BlackRock Real Assets has reached a $1.5 billion first close on the debut energy fund launched by the former First Reserve team since being acquired by BlackRock last year.
The first close comes ahead of a $3.5 billion target for the Global Energy and Power Infrastructure Fund III, a successor to First Reserve’s 2010 and 2014 vintages, which raised $1.23 billion and $2.5 billion, respectively. BlackRock closed the acquisition of First Reserve’s funds business last June.
The target is expected to be reached either at the end of this year or the beginning of next, Mark Florian, head of BlackRock’s global energy and power team, told Infrastructure Investor. He added that, while talks were held on a possible change of strategy for the fund, the group decided to proceed with what brought it success previously.

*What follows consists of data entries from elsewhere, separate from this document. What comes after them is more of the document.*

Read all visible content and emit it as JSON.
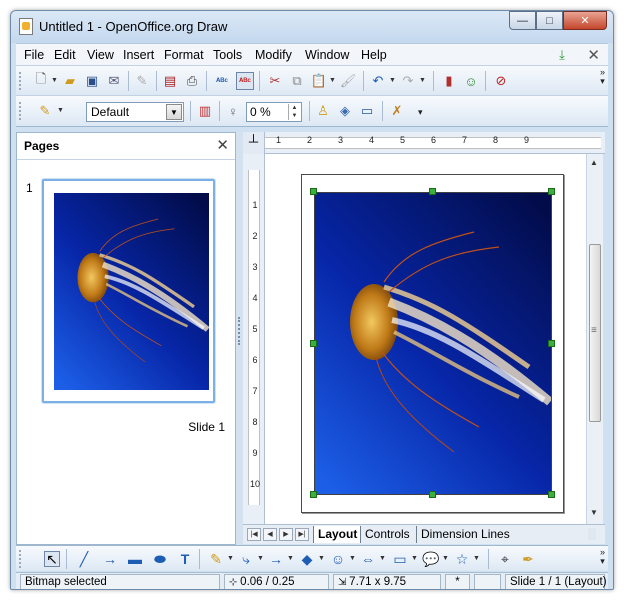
{
  "window": {
    "title": "Untitled 1 - OpenOffice.org Draw",
    "minimize_glyph": "—",
    "maximize_glyph": "□",
    "close_glyph": "✕"
  },
  "menu": [
    "File",
    "Edit",
    "View",
    "Insert",
    "Format",
    "Tools",
    "Modify",
    "Window",
    "Help"
  ],
  "menu_close": "✕",
  "toolbar2": {
    "style_value": "Default",
    "transparency_value": "0 %"
  },
  "pages_panel": {
    "title": "Pages",
    "close": "✕",
    "page_number": "1",
    "slide_label": "Slide 1"
  },
  "ruler": {
    "h_ticks": [
      "1",
      "2",
      "3",
      "4",
      "5",
      "6",
      "7",
      "8",
      "9"
    ],
    "v_ticks": [
      "1",
      "2",
      "3",
      "4",
      "5",
      "6",
      "7",
      "8",
      "9",
      "10"
    ]
  },
  "tabs": [
    "Layout",
    "Controls",
    "Dimension Lines"
  ],
  "status": {
    "selection": "Bitmap selected",
    "position": "0.06 / 0.25",
    "size": "7.71 x 9.75",
    "modified": "*",
    "slide": "Slide 1 / 1 (Layout)"
  },
  "icons": {
    "new": "new-document-icon",
    "open": "open-folder-icon",
    "save": "save-icon",
    "spellcheck": "spellcheck-icon",
    "cut": "cut-icon",
    "undo": "undo-icon",
    "chart": "chart-icon",
    "gallery": "gallery-icon",
    "navigator": "navigator-icon"
  },
  "colors": {
    "accent": "#1d5db3",
    "selection_handle": "#3cb03c",
    "jelly_bg_top": "#041878",
    "jelly_bg_bottom": "#1a52d8"
  }
}
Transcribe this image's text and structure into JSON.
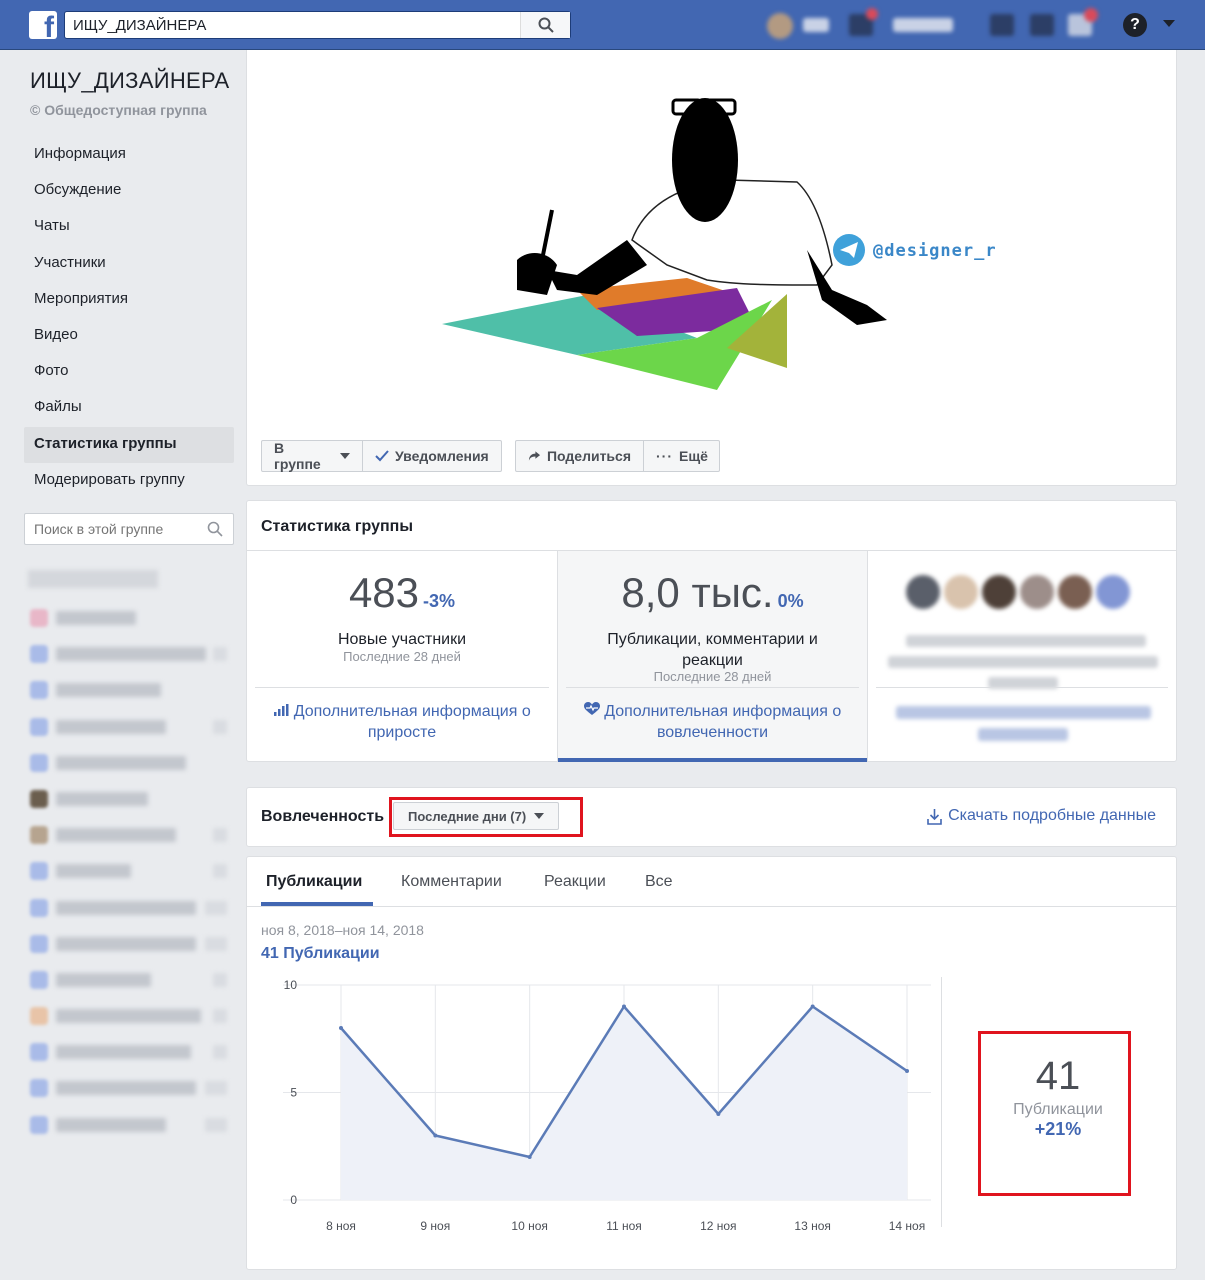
{
  "topbar": {
    "search_value": "ИЩУ_ДИЗАЙНЕРА"
  },
  "group": {
    "title": "ИЩУ_ДИЗАЙНЕРА",
    "privacy": "Общедоступная группа"
  },
  "nav": {
    "items": [
      "Информация",
      "Обсуждение",
      "Чаты",
      "Участники",
      "Мероприятия",
      "Видео",
      "Фото",
      "Файлы",
      "Статистика группы",
      "Модерировать группу"
    ],
    "active_index": 8
  },
  "group_search": {
    "placeholder": "Поиск в этой группе"
  },
  "cover": {
    "telegram_handle": "@designer_ru"
  },
  "cover_buttons": {
    "joined": "В группе",
    "notifications": "Уведомления",
    "share": "Поделиться",
    "more": "Ещё"
  },
  "stats": {
    "title": "Статистика группы",
    "members": {
      "value": "483",
      "change": "-3%",
      "label": "Новые участники",
      "period": "Последние 28 дней",
      "link": "Дополнительная информация о приросте"
    },
    "engagement": {
      "value": "8,0 тыс.",
      "change": "0%",
      "label": "Публикации, комментарии и реакции",
      "period": "Последние 28 дней",
      "link": "Дополнительная информация о вовлеченности"
    }
  },
  "engagement_header": {
    "title": "Вовлеченность",
    "range_select": "Последние дни (7)",
    "download": "Скачать подробные данные"
  },
  "tabs": [
    "Публикации",
    "Комментарии",
    "Реакции",
    "Все"
  ],
  "chart_header": {
    "date_range": "ноя 8, 2018–ноя 14, 2018",
    "summary": "41 Публикации"
  },
  "chart_data": {
    "type": "area",
    "categories": [
      "8 ноя",
      "9 ноя",
      "10 ноя",
      "11 ноя",
      "12 ноя",
      "13 ноя",
      "14 ноя"
    ],
    "values": [
      8,
      3,
      2,
      9,
      4,
      9,
      6
    ],
    "ylim": [
      0,
      10
    ],
    "yticks": [
      "0",
      "5",
      "10"
    ],
    "grid": true,
    "colors": {
      "line": "#5b7bb7",
      "fill": "#eef1f8"
    }
  },
  "kpi": {
    "value": "41",
    "label": "Публикации",
    "change": "+21%"
  },
  "colors": {
    "brand": "#4267b2",
    "highlight": "#e0141e"
  }
}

“We talked about whether there would be changes in our strategy when we moved to BlackRock, but the firm answered that it did not want changes,” Florian explained. “The firm didn’t want to change anything about our strategy since it had been successful for investors in the past.”
As such, GEPIF III will be hunting for long-term contracted assets in the midstream, pipeline and gas storage sectors, primarily in developed countries. The average contract length in the current portfolio is about 11 years, according to Florian.
“There’s a move from coal and nuclear to renewables, but we also think there’s a need for natural gas-fired power, so the shifting energy mix is creating a lot of need for capital,” he added. “We see more mobility of resources around the world. Natural gas used to be something in a pipe and delivered regionally, now you can put it in liquid form and send it anywhere in the world, which is going to need tens of billions of infrastructure funding.”
The continuation and evolution of this strategy helped secure a “substantial” re-up rate, Florian said, with around 50 percent of the fund’s investors coming from the US. The balance came from Europe, the Middle East and Asia-Pacific. Florian declined to disclose the fund’s targeted returns, but Infrastructure Investor understands this is around the mid-teens mark. The First Reserve Energy Infrastructure Fund II was generating a 58.8 percent net IRR and a money multiple of 1.65 times as at the end of June last year, according to the New York City Teachers’ Retirement System.
Florian said equity cheques for GEPIF III will range from about $100 million to $300 million, culminating in investments worth a total of between $500 million and $1 billion, with some room for greenfield exposure.
“We do some construction, but only if it’s a really good project and de-risked,” he said. “All the permits need to be in place. Certain types of assets have lower construction risk, but we have no more than 20 to 25 percent in construction.”